# Exercise brief
This exercise calls for a copy of every line in the listing below that carries the word "selected".

________

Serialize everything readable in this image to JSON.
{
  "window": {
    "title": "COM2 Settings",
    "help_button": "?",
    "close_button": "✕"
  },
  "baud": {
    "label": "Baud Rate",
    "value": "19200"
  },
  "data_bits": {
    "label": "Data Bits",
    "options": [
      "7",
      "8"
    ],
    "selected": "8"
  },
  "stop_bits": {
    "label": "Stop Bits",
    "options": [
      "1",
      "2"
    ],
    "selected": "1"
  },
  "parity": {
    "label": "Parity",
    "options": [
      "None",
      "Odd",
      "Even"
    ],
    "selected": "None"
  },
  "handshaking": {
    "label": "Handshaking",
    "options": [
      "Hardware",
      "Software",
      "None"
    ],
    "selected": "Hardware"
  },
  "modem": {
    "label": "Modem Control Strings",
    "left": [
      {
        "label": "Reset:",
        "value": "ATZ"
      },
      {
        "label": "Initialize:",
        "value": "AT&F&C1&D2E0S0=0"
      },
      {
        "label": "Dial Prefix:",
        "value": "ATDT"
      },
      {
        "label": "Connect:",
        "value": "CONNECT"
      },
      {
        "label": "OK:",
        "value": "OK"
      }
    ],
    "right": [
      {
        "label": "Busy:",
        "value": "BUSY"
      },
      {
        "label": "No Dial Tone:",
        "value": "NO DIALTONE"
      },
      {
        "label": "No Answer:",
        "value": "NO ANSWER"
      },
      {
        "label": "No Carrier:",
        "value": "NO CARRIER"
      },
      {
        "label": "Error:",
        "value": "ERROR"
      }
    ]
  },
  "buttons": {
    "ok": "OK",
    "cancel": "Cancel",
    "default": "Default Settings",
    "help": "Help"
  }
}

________

# Task result
    "selected": "8"
    "selected": "1"
    "selected": "None"
    "selected": "Hardware"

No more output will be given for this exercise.